----- Provided entries -----
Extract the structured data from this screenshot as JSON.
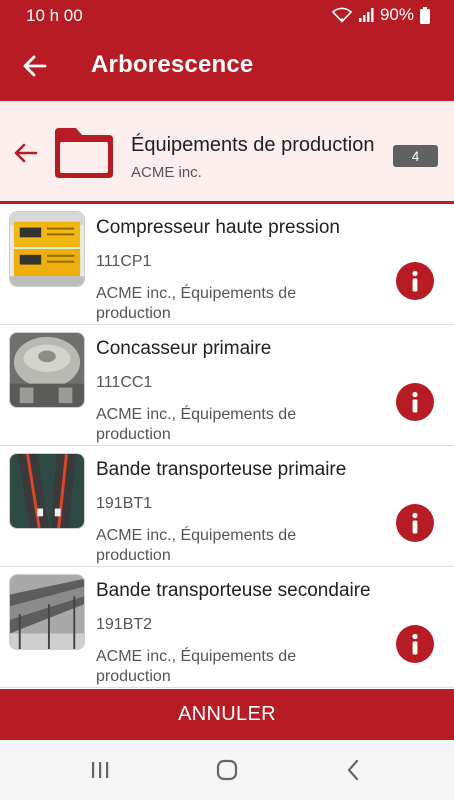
{
  "status": {
    "time": "10 h 00",
    "battery_text": "90%"
  },
  "app_bar": {
    "title": "Arborescence"
  },
  "folder": {
    "title": "Équipements de production",
    "subtitle": "ACME inc.",
    "count": "4"
  },
  "items": [
    {
      "name": "Compresseur haute pression",
      "code": "111CP1",
      "path": "ACME inc., Équipements de production",
      "thumb": "compressor-image"
    },
    {
      "name": "Concasseur primaire",
      "code": "111CC1",
      "path": "ACME inc., Équipements de production",
      "thumb": "crusher-image"
    },
    {
      "name": "Bande transporteuse primaire",
      "code": "191BT1",
      "path": "ACME inc., Équipements de production",
      "thumb": "conveyor-image"
    },
    {
      "name": "Bande transporteuse secondaire",
      "code": "191BT2",
      "path": "ACME inc., Équipements de production",
      "thumb": "conveyor-secondary-image"
    }
  ],
  "footer": {
    "cancel_label": "ANNULER"
  },
  "colors": {
    "brand": "#b71c24",
    "header_bg": "#fbeeec",
    "badge": "#616161"
  },
  "icons": [
    "back-arrow-icon",
    "folder-icon",
    "info-icon",
    "wifi-icon",
    "signal-icon",
    "battery-icon",
    "recent-apps-icon",
    "home-icon",
    "system-back-icon"
  ]
}
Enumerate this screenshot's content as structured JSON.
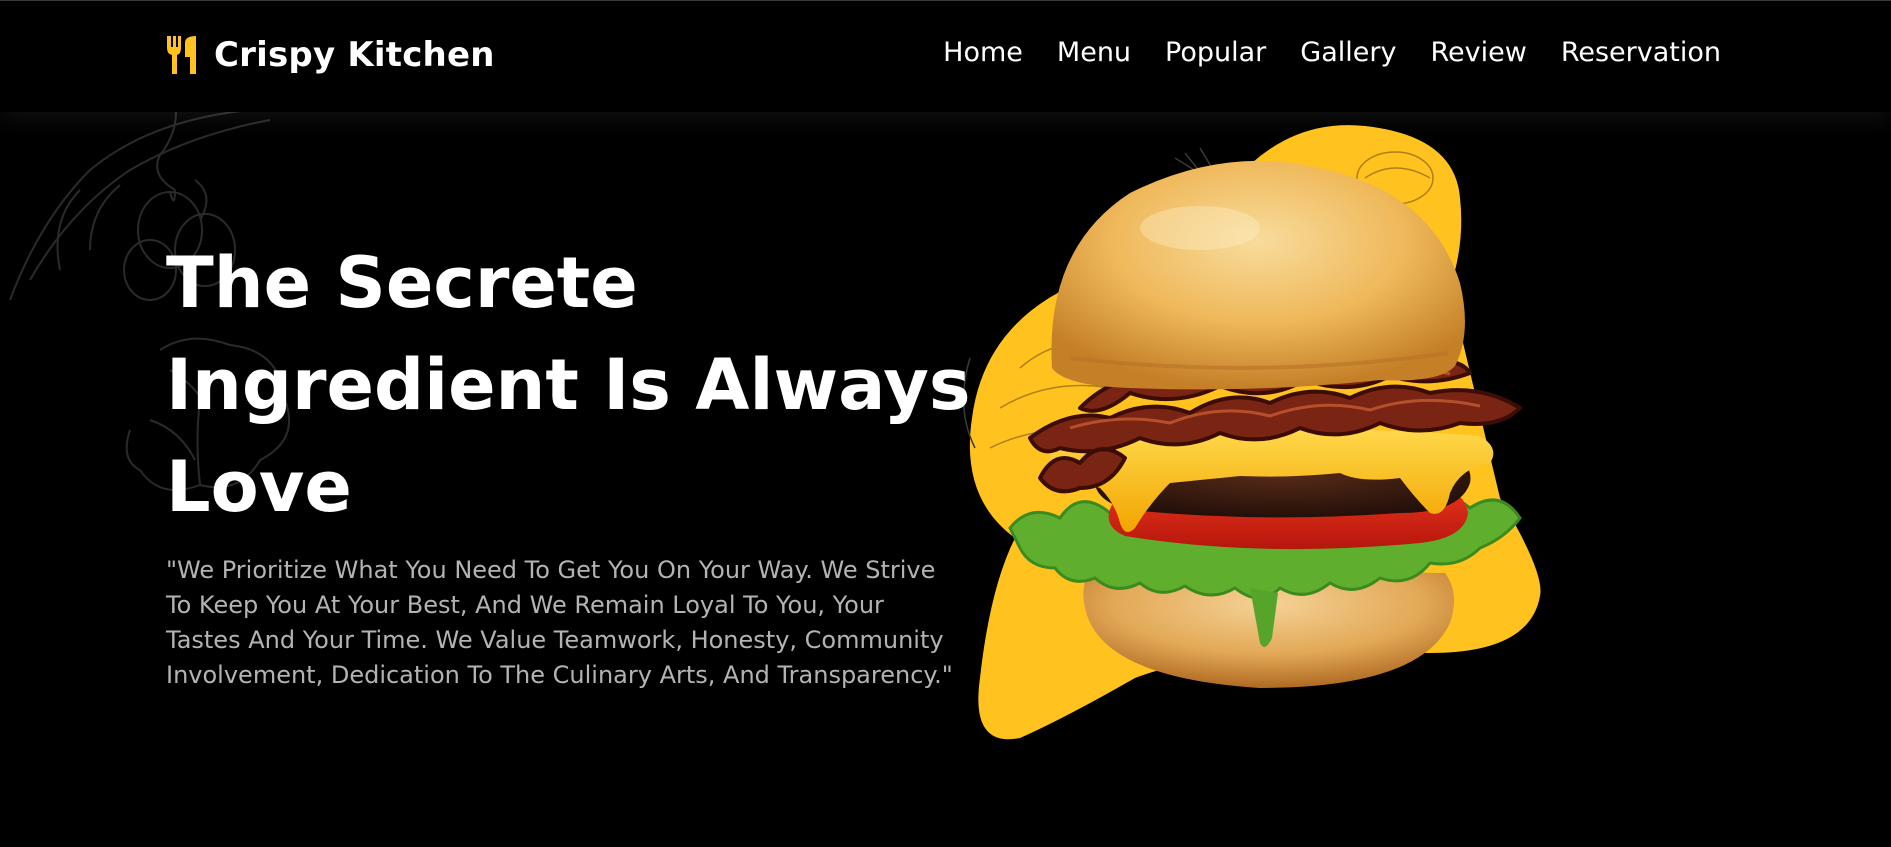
{
  "brand": {
    "name": "Crispy Kitchen",
    "icon": "fork-knife-icon",
    "accent_color": "#FFC21F"
  },
  "nav": {
    "items": [
      {
        "label": "Home"
      },
      {
        "label": "Menu"
      },
      {
        "label": "Popular"
      },
      {
        "label": "Gallery"
      },
      {
        "label": "Review"
      },
      {
        "label": "Reservation"
      }
    ]
  },
  "hero": {
    "title_lines": [
      "The Secrete",
      "Ingredient Is Always",
      "Love"
    ],
    "quote": "\"We Prioritize What You Need To Get You On Your Way. We Strive To Keep You At Your Best, And We Remain Loyal To You, Your Tastes And Your Time. We Value Teamwork, Honesty, Community Involvement, Dedication To The Culinary Arts, And Transparency.\"",
    "image": "bacon-cheeseburger-image",
    "background_color": "#000000"
  }
}
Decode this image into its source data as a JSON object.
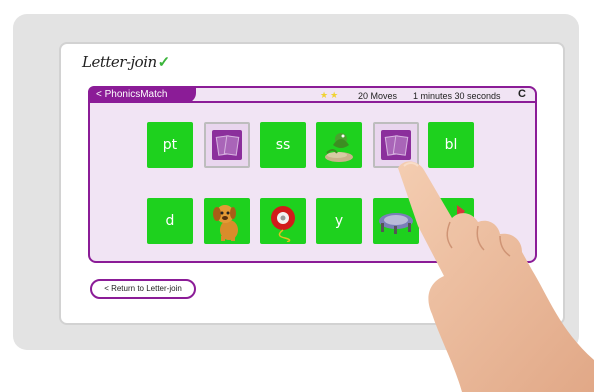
{
  "app": {
    "logo_text": "Letter-join",
    "logo_tick": "✓"
  },
  "game": {
    "back_label": "< PhonicsMatch",
    "stars": "★★",
    "moves": "20 Moves",
    "timer": "1 minutes 30 seconds",
    "restart_icon": "C"
  },
  "cards": {
    "row1": [
      {
        "type": "text",
        "text": "pt"
      },
      {
        "type": "back",
        "icon": "card-back-icon"
      },
      {
        "type": "text",
        "text": "ss"
      },
      {
        "type": "image",
        "icon": "frog-lily-pad-icon"
      },
      {
        "type": "back",
        "icon": "card-back-icon"
      },
      {
        "type": "text",
        "text": "bl"
      }
    ],
    "row2": [
      {
        "type": "text",
        "text": "d"
      },
      {
        "type": "image",
        "icon": "dog-icon"
      },
      {
        "type": "image",
        "icon": "yoyo-icon"
      },
      {
        "type": "text",
        "text": "y"
      },
      {
        "type": "image",
        "icon": "trampoline-icon"
      },
      {
        "type": "image",
        "icon": "partially-hidden-card-icon"
      }
    ]
  },
  "footer": {
    "return_label": "< Return to Letter-join"
  },
  "colors": {
    "accent": "#8b1c97",
    "card_green": "#1ed11e",
    "panel_bg": "#f1e4f4"
  }
}
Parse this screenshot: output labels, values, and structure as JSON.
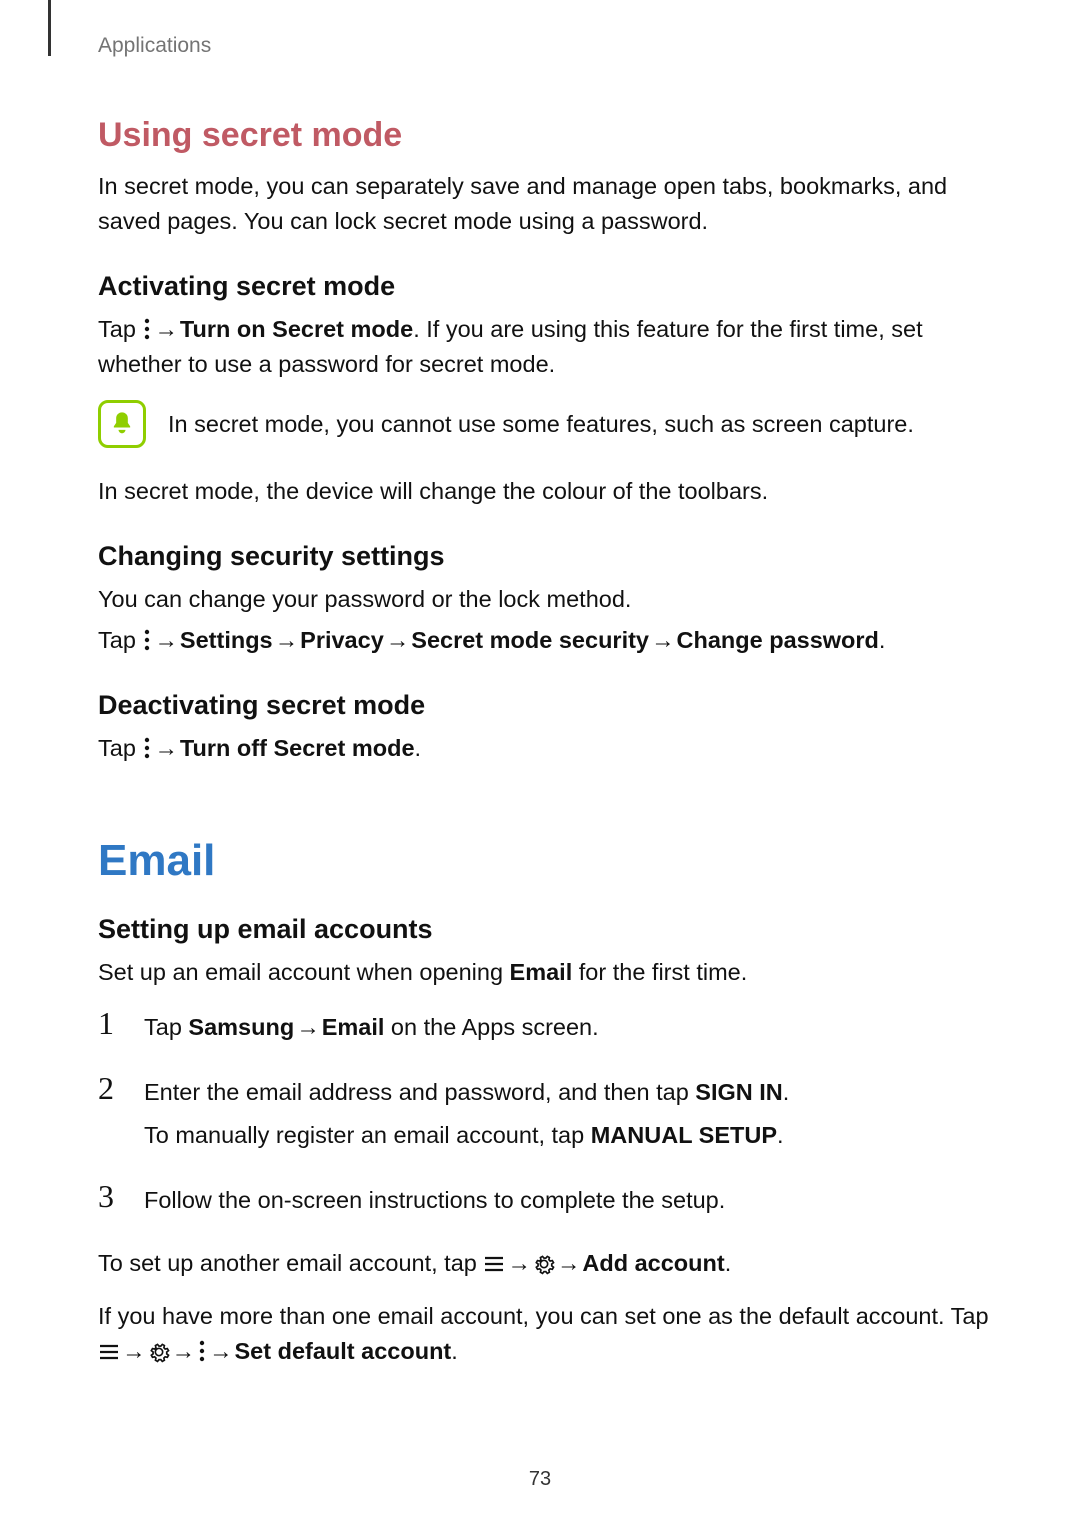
{
  "breadcrumb": "Applications",
  "section1": {
    "title": "Using secret mode",
    "intro": "In secret mode, you can separately save and manage open tabs, bookmarks, and saved pages. You can lock secret mode using a password.",
    "activating": {
      "heading": "Activating secret mode",
      "tap": "Tap ",
      "arrow": " → ",
      "boldAction": "Turn on Secret mode",
      "rest": ". If you are using this feature for the first time, set whether to use a password for secret mode.",
      "noteText": "In secret mode, you cannot use some features, such as screen capture.",
      "toolbarNote": "In secret mode, the device will change the colour of the toolbars."
    },
    "changing": {
      "heading": "Changing security settings",
      "intro": "You can change your password or the lock method.",
      "tap": "Tap ",
      "arrow": " → ",
      "settings": "Settings",
      "privacy": "Privacy",
      "sms": "Secret mode security",
      "cp": "Change password",
      "period": "."
    },
    "deactivating": {
      "heading": "Deactivating secret mode",
      "tap": "Tap ",
      "arrow": " → ",
      "boldAction": "Turn off Secret mode",
      "period": "."
    }
  },
  "chapter": {
    "title": "Email",
    "heading": "Setting up email accounts",
    "intro_a": "Set up an email account when opening ",
    "intro_bold": "Email",
    "intro_b": " for the first time.",
    "steps": {
      "n1": "1",
      "s1_a": "Tap ",
      "s1_samsung": "Samsung",
      "s1_arrow": " → ",
      "s1_email": "Email",
      "s1_b": " on the Apps screen.",
      "n2": "2",
      "s2_a": "Enter the email address and password, and then tap ",
      "s2_signin": "SIGN IN",
      "s2_period": ".",
      "s2_sub_a": "To manually register an email account, tap ",
      "s2_manual": "MANUAL SETUP",
      "s2_sub_period": ".",
      "n3": "3",
      "s3": "Follow the on-screen instructions to complete the setup."
    },
    "another_a": "To set up another email account, tap ",
    "another_arrow": " → ",
    "another_add": "Add account",
    "another_period": ".",
    "default_a": "If you have more than one email account, you can set one as the default account. Tap ",
    "default_arrow": " → ",
    "default_set": "Set default account",
    "default_period": "."
  },
  "pageNumber": "73",
  "iconNames": {
    "more": "more-options-icon",
    "bell": "bell-icon",
    "hamburger": "hamburger-menu-icon",
    "gear": "gear-icon"
  }
}
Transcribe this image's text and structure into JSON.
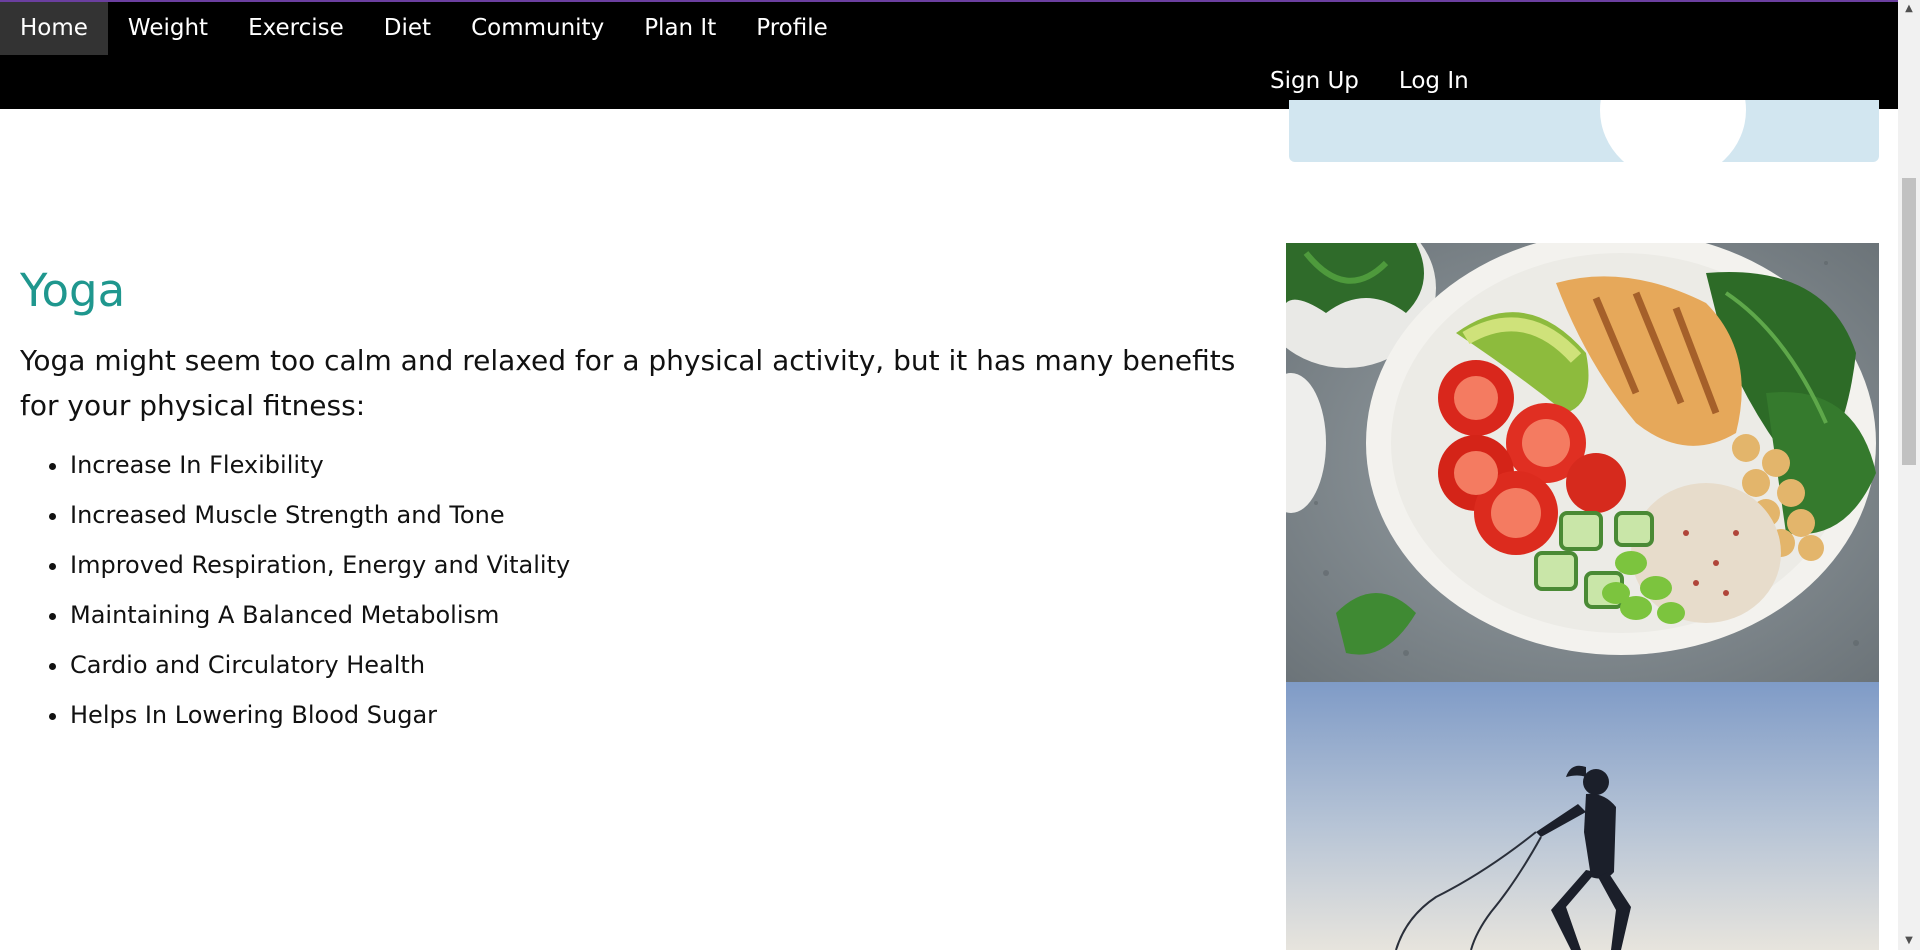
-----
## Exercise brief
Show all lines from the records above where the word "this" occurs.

## Response below
Extract the structured data from this screenshot as JSON.
Enumerate this screenshot's content as structured JSON.
Decode this image into its source data as a JSON object.
Parse this screenshot: output labels, values, and structure as JSON.
      "rest": ". If you are using this feature for the first time, set whether to use a password for secret mode.",
Transcribe this image's text and structure into JSON.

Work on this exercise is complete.